where FOO is a passed-in value of some variable class. Now suppose
SOME-PREDICATE was deliberately [or accidentally!] coded as a "guard"
to keep METHOD-A from being called when the value of FOO would cause
NO-APPLICABLE-METHOD, but the tool you're asking for can't tell that --
that is, it isn't a full theorem prover on programs [which is where
the "halting problem" issue came in, a.k.a. "decidability"]. Then you
checking tool would have no choice but to report the (METHOD-A FOO)
call as a violation, because *sometimes* the IF would be executed
when FOO had a value for which there was no applicable METHOD-A
[even though SOME-PREDICATE would never let that happen].
Now you might say, "Oh, I don't care about that; I'll resolve all
the false positives manually myself." You can say that, and it even
might be true for you on the code that you write, with the checking
tool being implemented at some level, but... in *general* I believe
it is not a 100% solvable problem. Specifically, there might be input
programs for which nearly *all* the error messages from the checking
tool are false positives, which would not be good.
All I'm saying is that "it depends": on your coding style, on the
problem domain, on the total complexity of the systems you need to
check, etc. A quick & dirty heuristic algorithm might well get you
95% of what you want... or it might not.

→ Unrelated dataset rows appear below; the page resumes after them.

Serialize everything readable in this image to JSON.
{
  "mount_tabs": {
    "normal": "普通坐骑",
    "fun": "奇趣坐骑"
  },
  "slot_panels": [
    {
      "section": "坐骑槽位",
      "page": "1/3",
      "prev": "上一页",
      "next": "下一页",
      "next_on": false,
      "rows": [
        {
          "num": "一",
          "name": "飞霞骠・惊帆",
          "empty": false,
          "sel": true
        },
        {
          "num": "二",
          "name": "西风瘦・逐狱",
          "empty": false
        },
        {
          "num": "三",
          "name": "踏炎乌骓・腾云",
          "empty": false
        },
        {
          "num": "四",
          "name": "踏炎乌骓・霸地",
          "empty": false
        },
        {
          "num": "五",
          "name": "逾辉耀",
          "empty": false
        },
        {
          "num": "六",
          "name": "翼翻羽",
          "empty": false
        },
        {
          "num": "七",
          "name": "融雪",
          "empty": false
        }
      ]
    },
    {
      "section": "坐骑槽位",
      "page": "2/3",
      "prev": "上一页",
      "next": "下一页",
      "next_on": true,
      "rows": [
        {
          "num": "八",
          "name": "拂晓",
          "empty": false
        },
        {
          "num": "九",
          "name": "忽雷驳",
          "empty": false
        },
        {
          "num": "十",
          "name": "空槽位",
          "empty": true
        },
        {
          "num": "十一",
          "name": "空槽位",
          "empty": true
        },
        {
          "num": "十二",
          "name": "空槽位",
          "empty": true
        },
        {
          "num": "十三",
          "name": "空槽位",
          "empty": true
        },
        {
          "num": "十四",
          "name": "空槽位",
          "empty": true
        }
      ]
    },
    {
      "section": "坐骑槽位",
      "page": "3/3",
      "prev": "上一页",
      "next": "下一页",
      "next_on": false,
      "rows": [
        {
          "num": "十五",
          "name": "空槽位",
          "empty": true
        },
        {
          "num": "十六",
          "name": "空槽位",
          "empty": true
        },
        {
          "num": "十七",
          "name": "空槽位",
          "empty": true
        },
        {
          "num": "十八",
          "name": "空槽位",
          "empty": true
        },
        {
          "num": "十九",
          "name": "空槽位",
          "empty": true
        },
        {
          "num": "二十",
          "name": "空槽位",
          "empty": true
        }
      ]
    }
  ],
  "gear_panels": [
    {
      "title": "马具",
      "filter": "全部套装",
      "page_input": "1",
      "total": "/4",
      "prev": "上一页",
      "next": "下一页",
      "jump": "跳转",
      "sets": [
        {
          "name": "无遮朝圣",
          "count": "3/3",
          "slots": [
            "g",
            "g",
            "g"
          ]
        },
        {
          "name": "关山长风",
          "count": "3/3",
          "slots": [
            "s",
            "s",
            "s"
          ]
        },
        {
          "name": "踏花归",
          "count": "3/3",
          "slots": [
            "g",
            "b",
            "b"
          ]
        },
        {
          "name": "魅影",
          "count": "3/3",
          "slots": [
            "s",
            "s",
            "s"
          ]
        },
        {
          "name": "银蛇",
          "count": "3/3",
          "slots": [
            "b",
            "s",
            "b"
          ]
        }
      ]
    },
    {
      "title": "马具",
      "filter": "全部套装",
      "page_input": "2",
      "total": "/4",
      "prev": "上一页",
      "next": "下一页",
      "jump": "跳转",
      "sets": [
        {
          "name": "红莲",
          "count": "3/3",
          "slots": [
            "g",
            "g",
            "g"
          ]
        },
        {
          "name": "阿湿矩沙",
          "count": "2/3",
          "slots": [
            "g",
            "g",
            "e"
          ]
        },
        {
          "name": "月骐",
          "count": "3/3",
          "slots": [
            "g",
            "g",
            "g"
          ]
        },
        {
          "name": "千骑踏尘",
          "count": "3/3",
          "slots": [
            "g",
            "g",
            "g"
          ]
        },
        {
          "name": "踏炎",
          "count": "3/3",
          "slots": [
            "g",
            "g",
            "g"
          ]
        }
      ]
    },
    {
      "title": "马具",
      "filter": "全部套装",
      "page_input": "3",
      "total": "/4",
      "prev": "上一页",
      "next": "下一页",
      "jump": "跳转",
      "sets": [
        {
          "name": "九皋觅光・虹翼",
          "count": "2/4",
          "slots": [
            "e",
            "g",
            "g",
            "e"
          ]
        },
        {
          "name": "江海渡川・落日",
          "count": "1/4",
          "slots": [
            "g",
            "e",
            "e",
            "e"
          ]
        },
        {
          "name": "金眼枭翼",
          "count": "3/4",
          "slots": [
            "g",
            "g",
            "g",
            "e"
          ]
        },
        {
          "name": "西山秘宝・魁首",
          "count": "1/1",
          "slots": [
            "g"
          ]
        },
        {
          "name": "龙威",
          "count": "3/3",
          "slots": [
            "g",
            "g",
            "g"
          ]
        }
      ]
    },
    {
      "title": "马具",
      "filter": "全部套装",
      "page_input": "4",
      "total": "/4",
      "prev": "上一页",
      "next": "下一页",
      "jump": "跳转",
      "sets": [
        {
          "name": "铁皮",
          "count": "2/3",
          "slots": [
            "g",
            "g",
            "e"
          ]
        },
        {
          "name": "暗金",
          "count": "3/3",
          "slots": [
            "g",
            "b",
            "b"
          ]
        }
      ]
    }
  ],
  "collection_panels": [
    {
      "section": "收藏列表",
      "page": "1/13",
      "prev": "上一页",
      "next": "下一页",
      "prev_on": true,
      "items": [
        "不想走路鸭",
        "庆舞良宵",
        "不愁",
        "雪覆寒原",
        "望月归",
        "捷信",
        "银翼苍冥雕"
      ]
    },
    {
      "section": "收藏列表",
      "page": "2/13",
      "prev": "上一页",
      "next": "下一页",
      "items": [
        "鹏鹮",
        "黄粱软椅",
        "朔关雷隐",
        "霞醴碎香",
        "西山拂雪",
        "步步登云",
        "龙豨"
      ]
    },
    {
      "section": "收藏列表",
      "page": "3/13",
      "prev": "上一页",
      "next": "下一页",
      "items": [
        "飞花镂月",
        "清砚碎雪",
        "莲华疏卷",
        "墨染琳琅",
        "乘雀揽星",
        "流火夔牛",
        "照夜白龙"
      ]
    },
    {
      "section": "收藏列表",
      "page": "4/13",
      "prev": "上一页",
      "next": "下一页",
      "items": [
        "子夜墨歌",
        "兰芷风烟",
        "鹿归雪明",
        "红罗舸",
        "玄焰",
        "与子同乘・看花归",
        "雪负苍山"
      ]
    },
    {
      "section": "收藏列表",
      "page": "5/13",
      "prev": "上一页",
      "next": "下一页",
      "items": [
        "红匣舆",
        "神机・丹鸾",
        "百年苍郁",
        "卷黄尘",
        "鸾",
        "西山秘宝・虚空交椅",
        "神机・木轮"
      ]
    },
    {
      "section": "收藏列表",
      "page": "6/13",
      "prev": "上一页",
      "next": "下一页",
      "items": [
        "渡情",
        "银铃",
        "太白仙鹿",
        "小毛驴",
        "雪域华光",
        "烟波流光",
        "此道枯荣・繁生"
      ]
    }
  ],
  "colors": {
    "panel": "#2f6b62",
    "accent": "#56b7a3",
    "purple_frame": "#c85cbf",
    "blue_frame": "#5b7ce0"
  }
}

Rob Warnock <firstname.lastname@example.org>
627 26th Avenue <URL:http://rpw3.org/>
San Mateo, CA 94403 (650)572-2607